This sparely-written debut novel by Chinese author Ha Jin pokes delicious fun at the bureaucratic and collectivist mentality of post-Mao communist China. The lead character is Shao Bin, a worker in a fertilizer plant who shares a cramped one-room home with his wife and baby daughter, and yearns for more—specificallly, an apartment in the newly-constructed workers communal park currently occupied by the families of the (Communist) party leaders, plant managers and suckups. Unlike the majority of his colleagues and peers, Bin is self-educated and a talented artist and calligrapher who feels his talents are wasted in his present job, which he nonetheless cannot walk away from.
When he is passed over for an apartment despite his seniority, a furious Bin paints a political cartoon skewering the plant managers, which gets published locally and gains him instant notoriety—and the enmity of his managers, who immediately expose him to mockery before the corps of workers, strip him of his urgently-needed year-end bonus, and demand a self-criticism. His response is to get a second cartoon published, which leads to his further humiliation by the managers, and a physical beating. Even while expressing regret for having gotten himself into such a mess, Bin’s rage causes him to escalate his campaign beyond the confines of his town, involving a fellow artist, a newspaper editor from a nearby town, a prominent doctor, and ultimately Beijing itself.
All the while, we get to see first-hand the insidiousness of corruption and bureaucracy, the class divide in this supposedly class-less society, and the fickleness of “crowd-think,” against which the creative force of art, poetry, and philosophy can nonetheless prove a powerful antidote. Our “hero” Bin is, in fact, not a hero but an ordinary and indeed, rather flawed, character. He is prideful, spiteful, given to rages and jealousy.

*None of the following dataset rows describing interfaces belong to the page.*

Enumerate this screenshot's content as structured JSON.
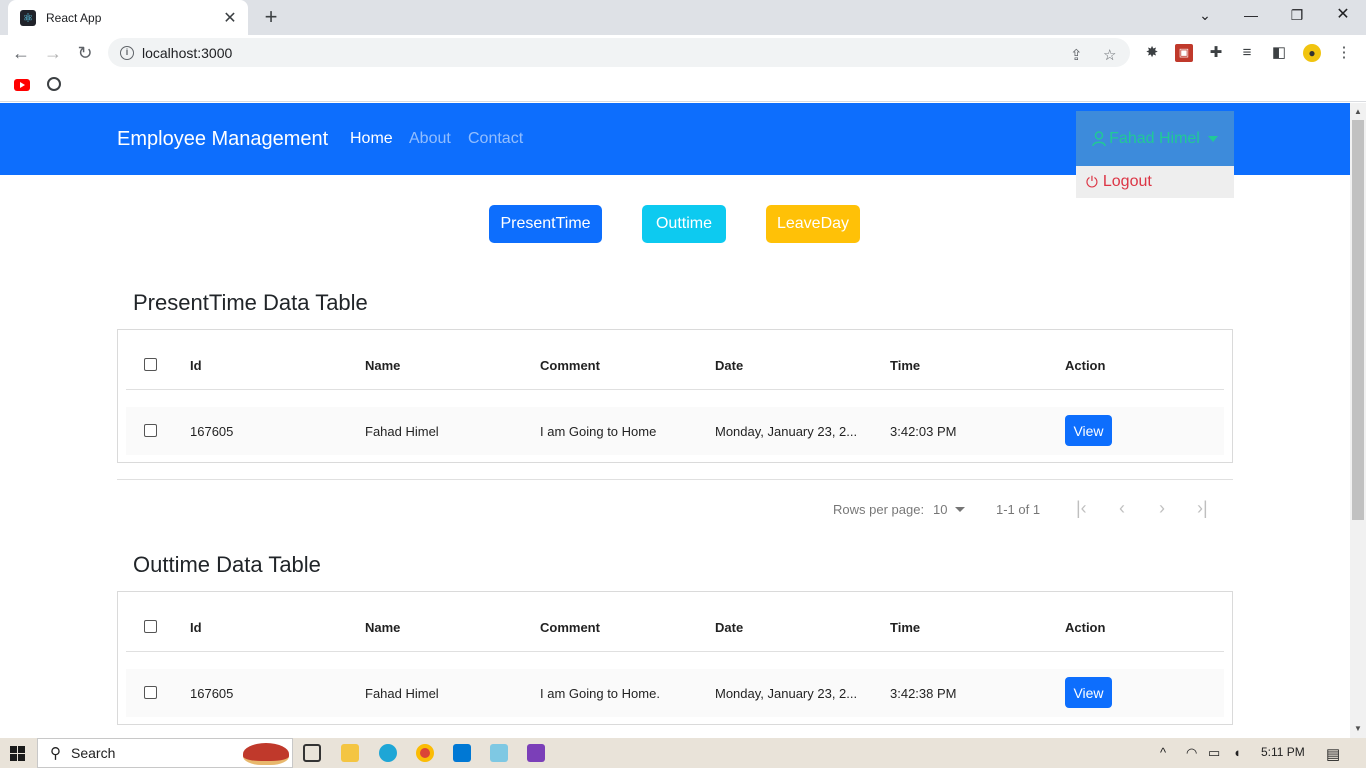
{
  "browser": {
    "tab_title": "React App",
    "url": "localhost:3000",
    "favicon": "react-icon"
  },
  "navbar": {
    "brand": "Employee Management",
    "links": [
      "Home",
      "About",
      "Contact"
    ],
    "active_link": "Home",
    "user_name": "Fahad Himel",
    "dropdown_item": "Logout",
    "bg_color": "#0d6efd"
  },
  "actions": {
    "present_label": "PresentTime",
    "outtime_label": "Outtime",
    "leaveday_label": "LeaveDay"
  },
  "present_table": {
    "title": "PresentTime Data Table",
    "columns": [
      "Id",
      "Name",
      "Comment",
      "Date",
      "Time",
      "Action"
    ],
    "rows": [
      {
        "id": "167605",
        "name": "Fahad Himel",
        "comment": "I am Going to Home",
        "date": "Monday, January 23, 2...",
        "time": "3:42:03 PM",
        "action": "View"
      }
    ],
    "pagination": {
      "rows_per_page_label": "Rows per page:",
      "rows_per_page": "10",
      "range": "1-1 of 1"
    }
  },
  "outtime_table": {
    "title": "Outtime Data Table",
    "columns": [
      "Id",
      "Name",
      "Comment",
      "Date",
      "Time",
      "Action"
    ],
    "rows": [
      {
        "id": "167605",
        "name": "Fahad Himel",
        "comment": "I am Going to Home.",
        "date": "Monday, January 23, 2...",
        "time": "3:42:38 PM",
        "action": "View"
      }
    ]
  },
  "taskbar": {
    "search_label": "Search",
    "time": "5:11 PM"
  }
}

He is also stubborn, strong-willed, and a creative thinker who, almost despite himself, manages to wage a campaign of unexpected consequences against the system. Bin’s “victory” is ultimately nothing of the sort—his campaign is defused and he is absorbed into the very system he is battling. But our author leaves this resolution deliberately open-ended. From everything we have learned of Bin, new confrontations are in the offing.
While I enjoyed this quick read and appreciated the author’s subtle blending of political satire and humor, I couldn’t help but feel that the characters were too caricaturish, the humor too slapstick, and that Ha Jin’s light-hearted treatment of a mind-deadening system somehow downplays the seriousness of the condition he clearly wants to expose.